The best practice road trip part 02: Best practice signposts
Signpost 03: Guest access
Microsoft Teams allows users to provide guest access which can be immensely useful when collaborating with customers or end-users outside of your ecosystem but can present a security and governance risk if not managed correctly. You may want certain team members to enable guest access as they collaborate in cross-functional teams and environments while limiting guest access in other scenarios. Guest access has become a lot easier within Microsoft Teams as it does allow for improved collaboration, but it can present a security risk if not managed tightly.
Additional note: Create a policy that clearly defines how guest access works and the conditions in which it is allowed, and then link back the removal of guests and management of external users to your lifecycle strategy.
Signpost 04: Create channels that allow for better oversight
It can get muddy inside teams. Lots of people, multiple chats, and lost information. Minimize the complexity and the risks by structuring channels into relevant sub-groups so that information can be tightly managed and easily accessed. Use the General channel as a parking spot – here is where people find one another and can interact on a group level – and then create new channels for the relevant topics so that users can navigate around the team effectively. This ensures that documents, files, data and conversations within each channel are relevant, significantly reducing time wastage and poor visibility into all aspects of the project.
Additional note: This can be enhanced with additional apps and services such as OneNote or Microsoft Planner that help refine the processes and information access.
Signpost 05: It’s all in the name
This is perhaps one of the most important Microsoft Teams best practice steps – ensuring rigorous naming conventions throughout the organizations and within every team.

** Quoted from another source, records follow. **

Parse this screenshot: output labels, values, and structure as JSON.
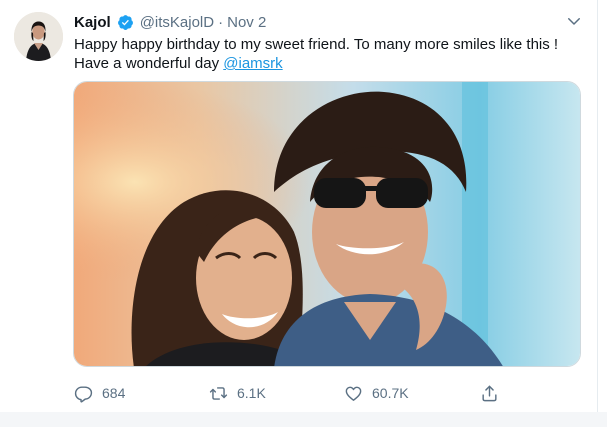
{
  "tweet": {
    "author": {
      "name": "Kajol",
      "handle": "@itsKajolD",
      "separator": "·",
      "date": "Nov 2",
      "verified": true,
      "avatar_icon": "profile-photo"
    },
    "text_main": "Happy happy birthday to my sweet friend. To many more smiles like this ! Have a wonderful day ",
    "mention": "@iamsrk",
    "media_icon": "photo-two-people-smiling"
  },
  "actions": {
    "replies": "684",
    "retweets": "6.1K",
    "likes": "60.7K"
  },
  "colors": {
    "accent": "#1b95e0",
    "verified": "#1da1f2",
    "secondary_text": "#5b7083"
  }
}
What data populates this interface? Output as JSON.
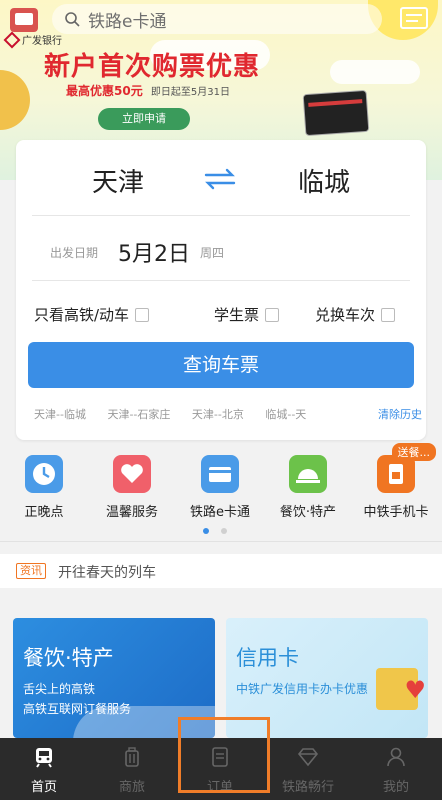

Yes, it’s nice to have a team with its own unique lingo and naming, but this will only be fun for perhaps the first two teams. After that, it gets messy and complicated. People aren’t sure what the names mean, new users will have to start from fresh, which will waste time and potentially lead to incorrect document filing, and productivity will take a hit. The best practice step is to create a cohesive naming system that is compulsory for every team and every channel.
Additional note: Combine clear naming conventions with a document tagging policy so that documents are stored and labeled correctly. This will also help with overall governance and compliance around data storage and protection for the business.
Governance is everything in your organization and integrating governance into MS Teams will transform how well the platform works and how much value your employees get from it. Mint can support your business in establishing Microsoft Teams governance best practices – we have extensive expertise within this ecosystem and can workshop with you to take your Microsoft Teams investment to the next level. Actually, we can take it to an entirely new level as there are even more best practice steps that we can help you introduce to make your Teams into teamwork.